WORK TO BE COMPLETED
Images should not appear in the copy, yet every line of the listing below must be printed exactly.

DATA IN THIS EXERCISE

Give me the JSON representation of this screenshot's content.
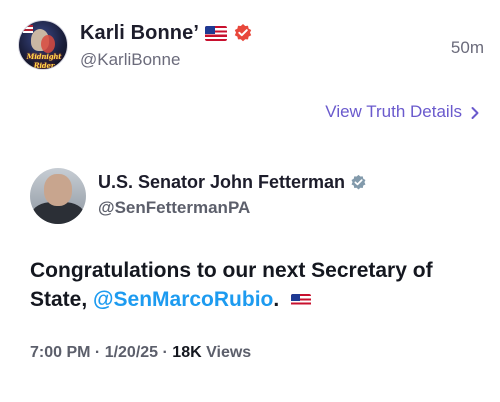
{
  "post": {
    "author": {
      "display_name": "Karli Bonne’",
      "handle": "@KarliBonne",
      "avatar_text": "Midnight Rider",
      "flag": "us-flag-icon",
      "verified_icon": "verified-badge-icon"
    },
    "timestamp": "50m",
    "details_link": "View Truth Details",
    "colors": {
      "accent": "#6a5acd",
      "verified": "#e8473b",
      "mention": "#1d9bf0"
    }
  },
  "tweet": {
    "display_name": "U.S. Senator John Fetterman",
    "handle": "@SenFettermanPA",
    "text_prefix": "Congratulations to our next Secretary of State, ",
    "mention": "@SenMarcoRubio",
    "text_suffix": ".",
    "time": "7:00 PM",
    "date": "1/20/25",
    "views_count": "18K",
    "views_label": "Views",
    "separator": " · "
  }
}
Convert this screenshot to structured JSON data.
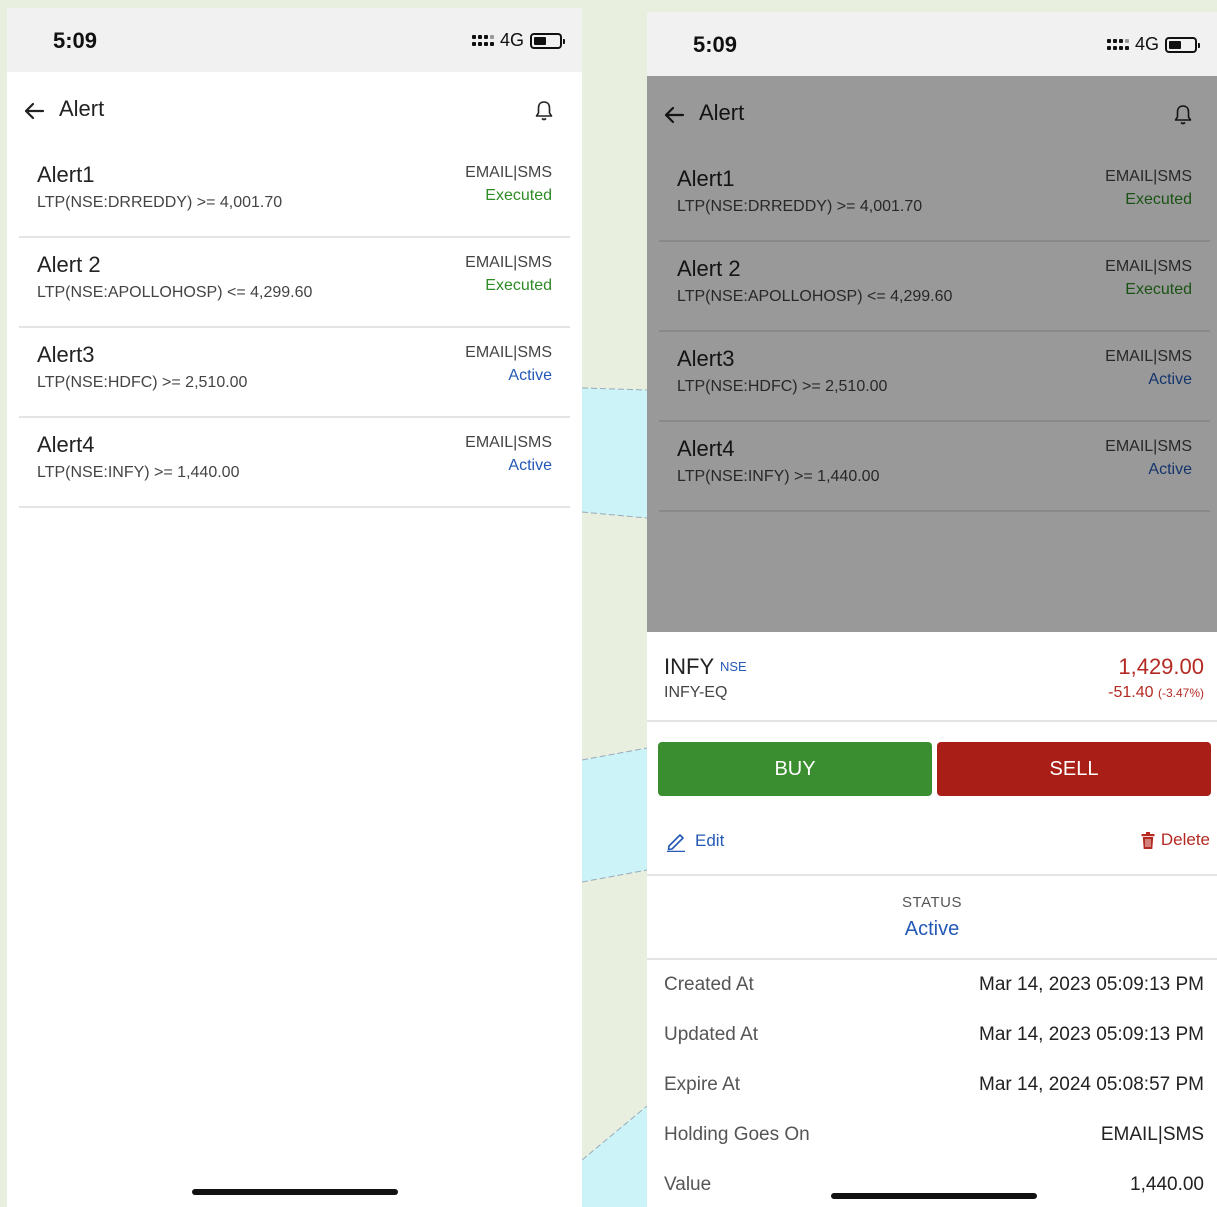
{
  "left_screen": {
    "status_bar": {
      "time": "5:09",
      "network": "4G"
    },
    "header": {
      "title": "Alert"
    },
    "alerts": [
      {
        "name": "Alert1",
        "condition": "LTP(NSE:DRREDDY) >= 4,001.70",
        "channels": "EMAIL|SMS",
        "status": "Executed"
      },
      {
        "name": "Alert 2",
        "condition": "LTP(NSE:APOLLOHOSP) <= 4,299.60",
        "channels": "EMAIL|SMS",
        "status": "Executed"
      },
      {
        "name": "Alert3",
        "condition": "LTP(NSE:HDFC) >= 2,510.00",
        "channels": "EMAIL|SMS",
        "status": "Active"
      },
      {
        "name": "Alert4",
        "condition": "LTP(NSE:INFY) >= 1,440.00",
        "channels": "EMAIL|SMS",
        "status": "Active"
      }
    ]
  },
  "right_screen": {
    "status_bar": {
      "time": "5:09",
      "network": "4G"
    },
    "header": {
      "title": "Alert"
    },
    "alerts": [
      {
        "name": "Alert1",
        "condition": "LTP(NSE:DRREDDY) >= 4,001.70",
        "channels": "EMAIL|SMS",
        "status": "Executed"
      },
      {
        "name": "Alert 2",
        "condition": "LTP(NSE:APOLLOHOSP) <= 4,299.60",
        "channels": "EMAIL|SMS",
        "status": "Executed"
      },
      {
        "name": "Alert3",
        "condition": "LTP(NSE:HDFC) >= 2,510.00",
        "channels": "EMAIL|SMS",
        "status": "Active"
      },
      {
        "name": "Alert4",
        "condition": "LTP(NSE:INFY) >= 1,440.00",
        "channels": "EMAIL|SMS",
        "status": "Active"
      }
    ],
    "sheet": {
      "symbol": "INFY",
      "exchange": "NSE",
      "series": "INFY-EQ",
      "price": "1,429.00",
      "change": "-51.40",
      "change_pct": "(-3.47%)",
      "buy_label": "BUY",
      "sell_label": "SELL",
      "edit_label": "Edit",
      "delete_label": "Delete",
      "status_label": "STATUS",
      "status_value": "Active",
      "details": [
        {
          "label": "Created At",
          "value": "Mar 14, 2023 05:09:13 PM"
        },
        {
          "label": "Updated At",
          "value": "Mar 14, 2023 05:09:13 PM"
        },
        {
          "label": "Expire At",
          "value": "Mar 14, 2024 05:08:57 PM"
        },
        {
          "label": "Holding Goes On",
          "value": "EMAIL|SMS"
        },
        {
          "label": "Value",
          "value": "1,440.00"
        }
      ]
    }
  },
  "colors": {
    "executed": "#2e8b25",
    "active": "#2459b5",
    "buy": "#3a8e2f",
    "sell": "#a91f17",
    "negative": "#b42a23"
  }
}
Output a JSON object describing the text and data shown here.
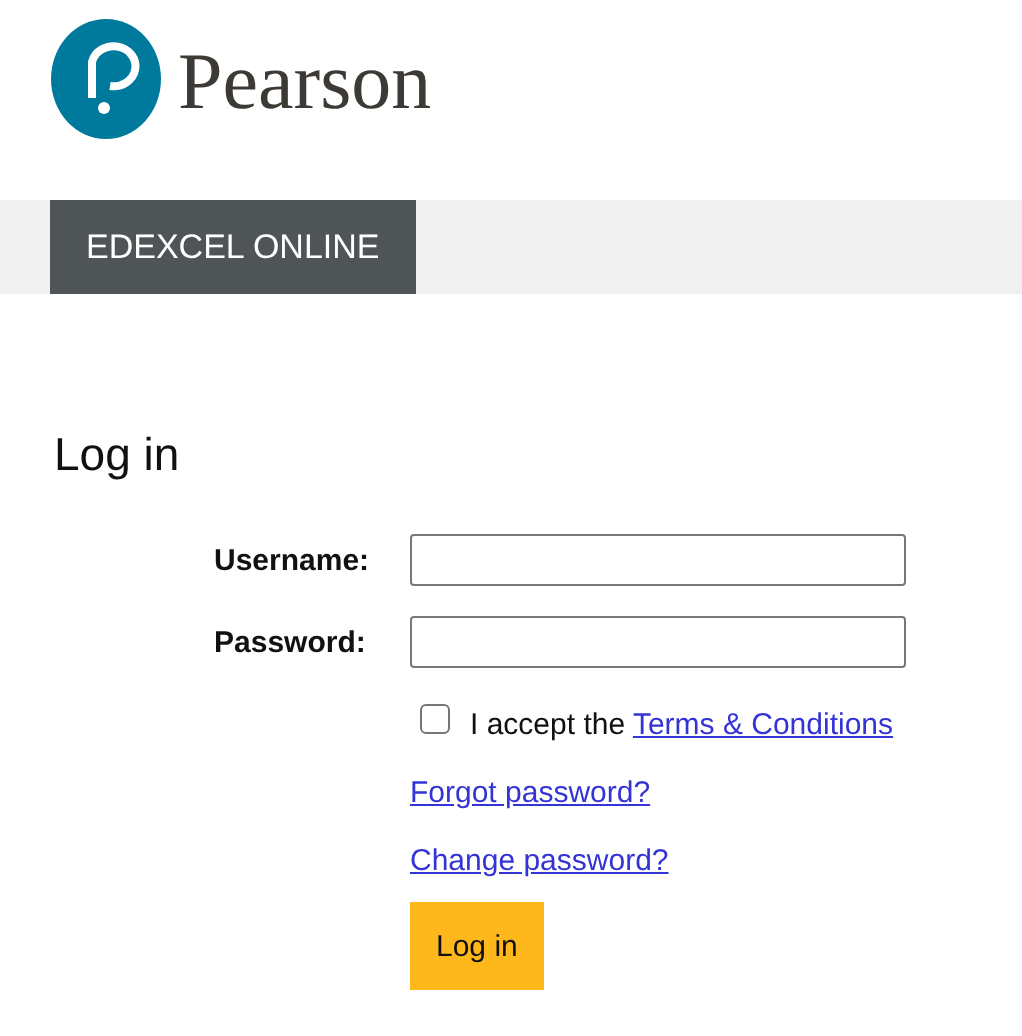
{
  "brand": {
    "name": "Pearson"
  },
  "nav": {
    "tabs": [
      {
        "label": "EDEXCEL ONLINE",
        "selected": true
      }
    ]
  },
  "heading": "Log in",
  "form": {
    "fields": [
      {
        "label": "Username:"
      },
      {
        "label": "Password:"
      }
    ],
    "terms": {
      "checked": false,
      "text": "I accept the ",
      "link": "Terms & Conditions"
    },
    "links": [
      "Forgot password?",
      "Change password?"
    ],
    "submit": "Log in"
  }
}
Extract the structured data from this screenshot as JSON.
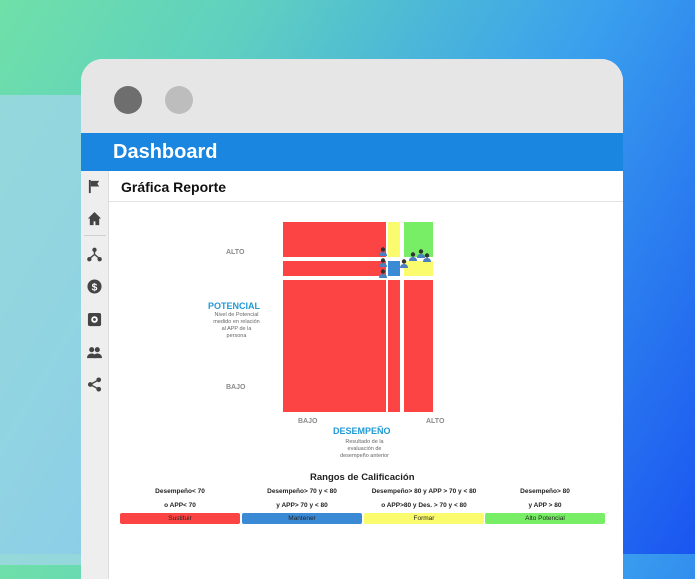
{
  "window": {
    "title": "Dashboard"
  },
  "page": {
    "title": "Gráfica Reporte"
  },
  "sidebar": {
    "icons": [
      "flag-icon",
      "home-icon",
      "hierarchy-icon",
      "dollar-icon",
      "settings-icon",
      "people-icon",
      "share-icon"
    ]
  },
  "chart": {
    "y_high": "ALTO",
    "y_low": "BAJO",
    "y_title": "POTENCIAL",
    "y_desc_1": "Nivel de Potencial",
    "y_desc_2": "medido en relación",
    "y_desc_3": "al APP de la",
    "y_desc_4": "persona",
    "x_low": "BAJO",
    "x_high": "ALTO",
    "x_title": "DESEMPEÑO",
    "x_desc_1": "Resultado de la",
    "x_desc_2": "evaluación de",
    "x_desc_3": "desempeño anterior"
  },
  "colors": {
    "sustituir": "#fd4444",
    "mantener": "#3a8ad6",
    "formar": "#fbfb6e",
    "alto_potencial": "#77ee66"
  },
  "ranges": {
    "title": "Rangos de Calificación",
    "items": [
      {
        "line1": "Desempeño< 70",
        "line2": "o APP< 70",
        "label": "Sustituir"
      },
      {
        "line1": "Desempeño> 70 y < 80",
        "line2": "y APP> 70 y < 80",
        "label": "Mantener"
      },
      {
        "line1": "Desempeño> 80 y APP > 70 y < 80",
        "line2": "o APP>80 y Des. > 70 y < 80",
        "label": "Formar"
      },
      {
        "line1": "Desempeño> 80",
        "line2": "y APP > 80",
        "label": "Alto Potencial"
      }
    ]
  }
}
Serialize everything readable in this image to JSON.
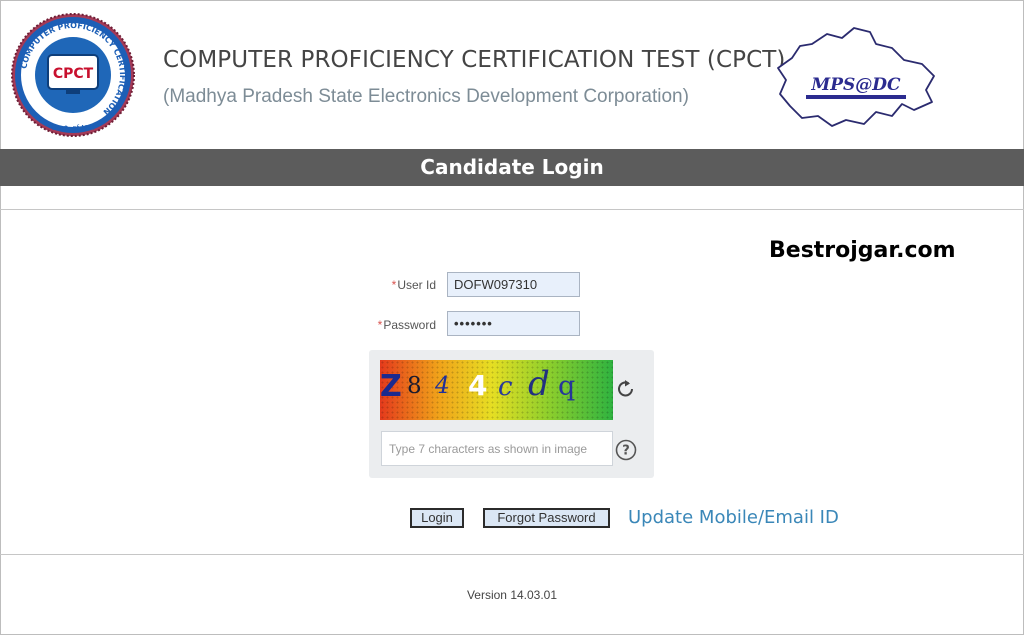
{
  "header": {
    "title": "COMPUTER PROFICIENCY CERTIFICATION TEST (CPCT)",
    "subtitle": "(Madhya Pradesh State Electronics Development Corporation)",
    "left_logo": {
      "ring_text": "COMPUTER PROFICIENCY CERTIFICATION",
      "bottom_text": "Govt. of M.P.",
      "acronym": "CPCT"
    },
    "right_logo": {
      "acronym": "MPS@DC"
    }
  },
  "banner": {
    "title": "Candidate Login"
  },
  "watermark": "Bestrojgar.com",
  "form": {
    "user_id": {
      "label": "User Id",
      "required_mark": "*",
      "value": "DOFW097310"
    },
    "password": {
      "label": "Password",
      "required_mark": "*",
      "value": "•••••••"
    },
    "captcha": {
      "characters": [
        "Z",
        "8",
        "4",
        "4",
        "c",
        "d",
        "q"
      ],
      "input_placeholder": "Type 7 characters as shown in image",
      "input_value": ""
    },
    "buttons": {
      "login": "Login",
      "forgot_password": "Forgot Password",
      "update_link": "Update Mobile/Email ID"
    }
  },
  "footer": {
    "version": "Version 14.03.01"
  },
  "colors": {
    "banner_bg": "#5c5c5c",
    "required": "#d9534f",
    "link": "#3a87b8",
    "input_bg": "#e8f0fb",
    "subtitle": "#7d8c96"
  }
}
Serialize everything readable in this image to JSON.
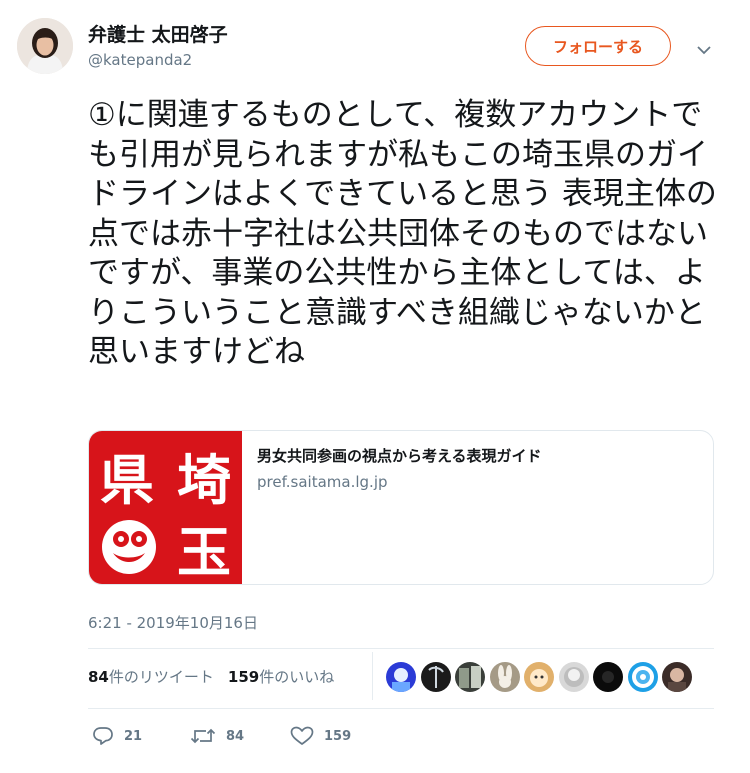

WRITTEN SOLUTION
Give me the JSON representation of this screenshot's content.
{
  "post": {
    "author": {
      "display_name": "Karli Bonne’",
      "handle": "@KarliBonne",
      "avatar_text": "Midnight Rider",
      "flag": "us-flag-icon",
      "verified_icon": "verified-badge-icon"
    },
    "timestamp": "50m",
    "details_link": "View Truth Details",
    "colors": {
      "accent": "#6a5acd",
      "verified": "#e8473b",
      "mention": "#1d9bf0"
    }
  },
  "tweet": {
    "display_name": "U.S. Senator John Fetterman",
    "handle": "@SenFettermanPA",
    "text_prefix": "Congratulations to our next Secretary of State, ",
    "mention": "@SenMarcoRubio",
    "text_suffix": ".",
    "time": "7:00 PM",
    "date": "1/20/25",
    "views_count": "18K",
    "views_label": "Views",
    "separator": " · "
  }
}
Convert this screenshot to structured JSON data.
{
  "left_screen": {
    "status_bar": {
      "time": "5:09",
      "network": "4G"
    },
    "header": {
      "title": "Alert"
    },
    "alerts": [
      {
        "name": "Alert1",
        "condition": "LTP(NSE:DRREDDY) >= 4,001.70",
        "channels": "EMAIL|SMS",
        "status": "Executed"
      },
      {
        "name": "Alert 2",
        "condition": "LTP(NSE:APOLLOHOSP) <= 4,299.60",
        "channels": "EMAIL|SMS",
        "status": "Executed"
      },
      {
        "name": "Alert3",
        "condition": "LTP(NSE:HDFC) >= 2,510.00",
        "channels": "EMAIL|SMS",
        "status": "Active"
      },
      {
        "name": "Alert4",
        "condition": "LTP(NSE:INFY) >= 1,440.00",
        "channels": "EMAIL|SMS",
        "status": "Active"
      }
    ]
  },
  "right_screen": {
    "status_bar": {
      "time": "5:09",
      "network": "4G"
    },
    "header": {
      "title": "Alert"
    },
    "alerts": [
      {
        "name": "Alert1",
        "condition": "LTP(NSE:DRREDDY) >= 4,001.70",
        "channels": "EMAIL|SMS",
        "status": "Executed"
      },
      {
        "name": "Alert 2",
        "condition": "LTP(NSE:APOLLOHOSP) <= 4,299.60",
        "channels": "EMAIL|SMS",
        "status": "Executed"
      },
      {
        "name": "Alert3",
        "condition": "LTP(NSE:HDFC) >= 2,510.00",
        "channels": "EMAIL|SMS",
        "status": "Active"
      },
      {
        "name": "Alert4",
        "condition": "LTP(NSE:INFY) >= 1,440.00",
        "channels": "EMAIL|SMS",
        "status": "Active"
      }
    ],
    "sheet": {
      "symbol": "INFY",
      "exchange": "NSE",
      "series": "INFY-EQ",
      "price": "1,429.00",
      "change": "-51.40",
      "change_pct": "(-3.47%)",
      "buy_label": "BUY",
      "sell_label": "SELL",
      "edit_label": "Edit",
      "delete_label": "Delete",
      "status_label": "STATUS",
      "status_value": "Active",
      "details": [
        {
          "label": "Created At",
          "value": "Mar 14, 2023 05:09:13 PM"
        },
        {
          "label": "Updated At",
          "value": "Mar 14, 2023 05:09:13 PM"
        },
        {
          "label": "Expire At",
          "value": "Mar 14, 2024 05:08:57 PM"
        },
        {
          "label": "Holding Goes On",
          "value": "EMAIL|SMS"
        },
        {
          "label": "Value",
          "value": "1,440.00"
        }
      ]
    }
  },
  "colors": {
    "executed": "#2e8b25",
    "active": "#2459b5",
    "buy": "#3a8e2f",
    "sell": "#a91f17",
    "negative": "#b42a23"
  }
}
Output a JSON object describing the text and data shown here.
{
  "brand": {
    "name": "Pearson"
  },
  "nav": {
    "tabs": [
      {
        "label": "EDEXCEL ONLINE",
        "selected": true
      }
    ]
  },
  "heading": "Log in",
  "form": {
    "fields": [
      {
        "label": "Username:"
      },
      {
        "label": "Password:"
      }
    ],
    "terms": {
      "checked": false,
      "text": "I accept the ",
      "link": "Terms & Conditions"
    },
    "links": [
      "Forgot password?",
      "Change password?"
    ],
    "submit": "Log in"
  }
}
Extract the structured data from this screenshot as JSON.
{
  "window": {
    "title": "Dashboard"
  },
  "page": {
    "title": "Gráfica Reporte"
  },
  "sidebar": {
    "icons": [
      "flag-icon",
      "home-icon",
      "hierarchy-icon",
      "dollar-icon",
      "settings-icon",
      "people-icon",
      "share-icon"
    ]
  },
  "chart": {
    "y_high": "ALTO",
    "y_low": "BAJO",
    "y_title": "POTENCIAL",
    "y_desc_1": "Nivel de Potencial",
    "y_desc_2": "medido en relación",
    "y_desc_3": "al APP de la",
    "y_desc_4": "persona",
    "x_low": "BAJO",
    "x_high": "ALTO",
    "x_title": "DESEMPEÑO",
    "x_desc_1": "Resultado de la",
    "x_desc_2": "evaluación de",
    "x_desc_3": "desempeño anterior"
  },
  "colors": {
    "sustituir": "#fd4444",
    "mantener": "#3a8ad6",
    "formar": "#fbfb6e",
    "alto_potencial": "#77ee66"
  },
  "ranges": {
    "title": "Rangos de Calificación",
    "items": [
      {
        "line1": "Desempeño< 70",
        "line2": "o APP< 70",
        "label": "Sustituir"
      },
      {
        "line1": "Desempeño> 70 y < 80",
        "line2": "y APP> 70 y < 80",
        "label": "Mantener"
      },
      {
        "line1": "Desempeño> 80 y APP > 70 y < 80",
        "line2": "o APP>80 y Des. > 70 y < 80",
        "label": "Formar"
      },
      {
        "line1": "Desempeño> 80",
        "line2": "y APP > 80",
        "label": "Alto Potencial"
      }
    ]
  }
}
Serialize everything readable in this image to JSON.
{
  "header": {
    "title": "COMPUTER PROFICIENCY CERTIFICATION TEST (CPCT)",
    "subtitle": "(Madhya Pradesh State Electronics Development Corporation)",
    "left_logo": {
      "ring_text": "COMPUTER PROFICIENCY CERTIFICATION",
      "bottom_text": "Govt. of M.P.",
      "acronym": "CPCT"
    },
    "right_logo": {
      "acronym": "MPS@DC"
    }
  },
  "banner": {
    "title": "Candidate Login"
  },
  "watermark": "Bestrojgar.com",
  "form": {
    "user_id": {
      "label": "User Id",
      "required_mark": "*",
      "value": "DOFW097310"
    },
    "password": {
      "label": "Password",
      "required_mark": "*",
      "value": "•••••••"
    },
    "captcha": {
      "characters": [
        "Z",
        "8",
        "4",
        "4",
        "c",
        "d",
        "q"
      ],
      "input_placeholder": "Type 7 characters as shown in image",
      "input_value": ""
    },
    "buttons": {
      "login": "Login",
      "forgot_password": "Forgot Password",
      "update_link": "Update Mobile/Email ID"
    }
  },
  "footer": {
    "version": "Version 14.03.01"
  },
  "colors": {
    "banner_bg": "#5c5c5c",
    "required": "#d9534f",
    "link": "#3a87b8",
    "input_bg": "#e8f0fb",
    "subtitle": "#7d8c96"
  }
}
Serialize everything readable in this image to JSON.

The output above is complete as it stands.